### Problem
When you repeat the listing, keep every character as it is.
START Data section
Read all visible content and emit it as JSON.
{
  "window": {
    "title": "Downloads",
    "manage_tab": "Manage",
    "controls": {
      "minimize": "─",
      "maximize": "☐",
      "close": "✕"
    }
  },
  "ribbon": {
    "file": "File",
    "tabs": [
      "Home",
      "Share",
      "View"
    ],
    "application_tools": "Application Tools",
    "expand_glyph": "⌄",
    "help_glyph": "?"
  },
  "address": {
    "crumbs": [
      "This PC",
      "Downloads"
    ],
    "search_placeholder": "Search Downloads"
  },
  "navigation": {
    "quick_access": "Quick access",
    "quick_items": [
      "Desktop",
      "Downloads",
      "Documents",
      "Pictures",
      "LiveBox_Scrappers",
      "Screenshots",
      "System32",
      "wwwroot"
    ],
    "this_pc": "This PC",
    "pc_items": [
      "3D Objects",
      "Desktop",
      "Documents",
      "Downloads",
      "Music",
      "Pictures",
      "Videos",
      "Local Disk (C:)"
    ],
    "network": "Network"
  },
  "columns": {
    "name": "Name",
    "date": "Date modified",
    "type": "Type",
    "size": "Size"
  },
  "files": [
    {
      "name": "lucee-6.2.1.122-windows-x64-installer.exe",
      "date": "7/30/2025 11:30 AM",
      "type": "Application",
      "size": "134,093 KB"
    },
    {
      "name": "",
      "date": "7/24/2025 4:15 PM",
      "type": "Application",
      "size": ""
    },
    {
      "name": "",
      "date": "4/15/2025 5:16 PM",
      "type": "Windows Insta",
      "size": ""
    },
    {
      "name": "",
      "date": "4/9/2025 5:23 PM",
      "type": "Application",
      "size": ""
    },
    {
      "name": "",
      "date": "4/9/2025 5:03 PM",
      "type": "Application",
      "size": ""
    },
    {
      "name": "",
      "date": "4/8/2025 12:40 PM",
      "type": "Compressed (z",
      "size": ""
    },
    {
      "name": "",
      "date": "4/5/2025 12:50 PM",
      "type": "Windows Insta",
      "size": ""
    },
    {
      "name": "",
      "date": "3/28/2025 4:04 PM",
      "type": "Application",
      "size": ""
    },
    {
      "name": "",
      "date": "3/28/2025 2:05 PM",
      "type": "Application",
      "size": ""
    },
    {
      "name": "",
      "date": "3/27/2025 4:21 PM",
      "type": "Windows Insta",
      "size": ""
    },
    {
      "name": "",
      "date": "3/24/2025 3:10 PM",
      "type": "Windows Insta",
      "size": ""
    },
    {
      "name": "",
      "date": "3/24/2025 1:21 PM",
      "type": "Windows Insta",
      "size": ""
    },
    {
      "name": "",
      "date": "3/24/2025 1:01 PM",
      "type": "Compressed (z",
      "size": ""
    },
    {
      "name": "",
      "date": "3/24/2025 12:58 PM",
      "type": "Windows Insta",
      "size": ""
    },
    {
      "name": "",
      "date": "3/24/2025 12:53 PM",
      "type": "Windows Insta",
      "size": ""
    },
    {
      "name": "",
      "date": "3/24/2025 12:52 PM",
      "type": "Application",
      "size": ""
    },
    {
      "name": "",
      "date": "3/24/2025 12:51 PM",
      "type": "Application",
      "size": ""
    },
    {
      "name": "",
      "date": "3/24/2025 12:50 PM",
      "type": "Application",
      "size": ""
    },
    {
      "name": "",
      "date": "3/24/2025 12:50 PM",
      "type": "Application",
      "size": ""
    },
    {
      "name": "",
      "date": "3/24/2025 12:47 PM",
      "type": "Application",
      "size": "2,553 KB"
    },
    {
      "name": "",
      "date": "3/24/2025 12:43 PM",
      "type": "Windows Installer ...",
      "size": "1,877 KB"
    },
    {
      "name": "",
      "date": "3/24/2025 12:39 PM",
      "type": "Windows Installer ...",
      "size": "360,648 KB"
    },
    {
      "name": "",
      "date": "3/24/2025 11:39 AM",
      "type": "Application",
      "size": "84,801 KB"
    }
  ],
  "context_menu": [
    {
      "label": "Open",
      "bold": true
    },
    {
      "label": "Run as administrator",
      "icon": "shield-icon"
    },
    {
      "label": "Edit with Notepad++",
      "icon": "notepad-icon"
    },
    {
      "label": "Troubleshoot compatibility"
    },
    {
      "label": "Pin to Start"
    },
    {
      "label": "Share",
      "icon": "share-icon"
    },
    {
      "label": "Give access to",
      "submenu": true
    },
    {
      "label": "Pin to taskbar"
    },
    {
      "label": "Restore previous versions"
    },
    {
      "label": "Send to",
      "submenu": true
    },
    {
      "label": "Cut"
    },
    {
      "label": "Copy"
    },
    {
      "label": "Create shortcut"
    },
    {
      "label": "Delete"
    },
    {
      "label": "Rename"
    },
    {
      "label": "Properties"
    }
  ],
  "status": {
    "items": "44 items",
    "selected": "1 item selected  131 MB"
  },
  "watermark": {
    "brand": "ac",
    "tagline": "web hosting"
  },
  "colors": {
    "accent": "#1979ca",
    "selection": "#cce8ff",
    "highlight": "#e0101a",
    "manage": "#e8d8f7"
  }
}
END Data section
### Output for this exercise
Read all visible content and emit it as JSON.
{
  "window": {
    "title": "Downloads",
    "manage_tab": "Manage",
    "controls": {
      "minimize": "─",
      "maximize": "☐",
      "close": "✕"
    }
  },
  "ribbon": {
    "file": "File",
    "tabs": [
      "Home",
      "Share",
      "View"
    ],
    "application_tools": "Application Tools",
    "expand_glyph": "⌄",
    "help_glyph": "?"
  },
  "address": {
    "crumbs": [
      "This PC",
      "Downloads"
    ],
    "search_placeholder": "Search Downloads"
  },
  "navigation": {
    "quick_access": "Quick access",
    "quick_items": [
      "Desktop",
      "Downloads",
      "Documents",
      "Pictures",
      "LiveBox_Scrappers",
      "Screenshots",
      "System32",
      "wwwroot"
    ],
    "this_pc": "This PC",
    "pc_items": [
      "3D Objects",
      "Desktop",
      "Documents",
      "Downloads",
      "Music",
      "Pictures",
      "Videos",
      "Local Disk (C:)"
    ],
    "network": "Network"
  },
  "columns": {
    "name": "Name",
    "date": "Date modified",
    "type": "Type",
    "size": "Size"
  },
  "files": [
    {
      "name": "lucee-6.2.1.122-windows-x64-installer.exe",
      "date": "7/30/2025 11:30 AM",
      "type": "Application",
      "size": "134,093 KB"
    },
    {
      "name": "",
      "date": "7/24/2025 4:15 PM",
      "type": "Application",
      "size": ""
    },
    {
      "name": "",
      "date": "4/15/2025 5:16 PM",
      "type": "Windows Insta",
      "size": ""
    },
    {
      "name": "",
      "date": "4/9/2025 5:23 PM",
      "type": "Application",
      "size": ""
    },
    {
      "name": "",
      "date": "4/9/2025 5:03 PM",
      "type": "Application",
      "size": ""
    },
    {
      "name": "",
      "date": "4/8/2025 12:40 PM",
      "type": "Compressed (z",
      "size": ""
    },
    {
      "name": "",
      "date": "4/5/2025 12:50 PM",
      "type": "Windows Insta",
      "size": ""
    },
    {
      "name": "",
      "date": "3/28/2025 4:04 PM",
      "type": "Application",
      "size": ""
    },
    {
      "name": "",
      "date": "3/28/2025 2:05 PM",
      "type": "Application",
      "size": ""
    },
    {
      "name": "",
      "date": "3/27/2025 4:21 PM",
      "type": "Windows Insta",
      "size": ""
    },
    {
      "name": "",
      "date": "3/24/2025 3:10 PM",
      "type": "Windows Insta",
      "size": ""
    },
    {
      "name": "",
      "date": "3/24/2025 1:21 PM",
      "type": "Windows Insta",
      "size": ""
    },
    {
      "name": "",
      "date": "3/24/2025 1:01 PM",
      "type": "Compressed (z",
      "size": ""
    },
    {
      "name": "",
      "date": "3/24/2025 12:58 PM",
      "type": "Windows Insta",
      "size": ""
    },
    {
      "name": "",
      "date": "3/24/2025 12:53 PM",
      "type": "Windows Insta",
      "size": ""
    },
    {
      "name": "",
      "date": "3/24/2025 12:52 PM",
      "type": "Application",
      "size": ""
    },
    {
      "name": "",
      "date": "3/24/2025 12:51 PM",
      "type": "Application",
      "size": ""
    },
    {
      "name": "",
      "date": "3/24/2025 12:50 PM",
      "type": "Application",
      "size": ""
    },
    {
      "name": "",
      "date": "3/24/2025 12:50 PM",
      "type": "Application",
      "size": ""
    },
    {
      "name": "",
      "date": "3/24/2025 12:47 PM",
      "type": "Application",
      "size": "2,553 KB"
    },
    {
      "name": "",
      "date": "3/24/2025 12:43 PM",
      "type": "Windows Installer ...",
      "size": "1,877 KB"
    },
    {
      "name": "",
      "date": "3/24/2025 12:39 PM",
      "type": "Windows Installer ...",
      "size": "360,648 KB"
    },
    {
      "name": "",
      "date": "3/24/2025 11:39 AM",
      "type": "Application",
      "size": "84,801 KB"
    }
  ],
  "context_menu": [
    {
      "label": "Open",
      "bold": true
    },
    {
      "label": "Run as administrator",
      "icon": "shield-icon"
    },
    {
      "label": "Edit with Notepad++",
      "icon": "notepad-icon"
    },
    {
      "label": "Troubleshoot compatibility"
    },
    {
      "label": "Pin to Start"
    },
    {
      "label": "Share",
      "icon": "share-icon"
    },
    {
      "label": "Give access to",
      "submenu": true
    },
    {
      "label": "Pin to taskbar"
    },
    {
      "label": "Restore previous versions"
    },
    {
      "label": "Send to",
      "submenu": true
    },
    {
      "label": "Cut"
    },
    {
      "label": "Copy"
    },
    {
      "label": "Create shortcut"
    },
    {
      "label": "Delete"
    },
    {
      "label": "Rename"
    },
    {
      "label": "Properties"
    }
  ],
  "status": {
    "items": "44 items",
    "selected": "1 item selected  131 MB"
  },
  "watermark": {
    "brand": "ac",
    "tagline": "web hosting"
  },
  "colors": {
    "accent": "#1979ca",
    "selection": "#cce8ff",
    "highlight": "#e0101a",
    "manage": "#e8d8f7"
  }
}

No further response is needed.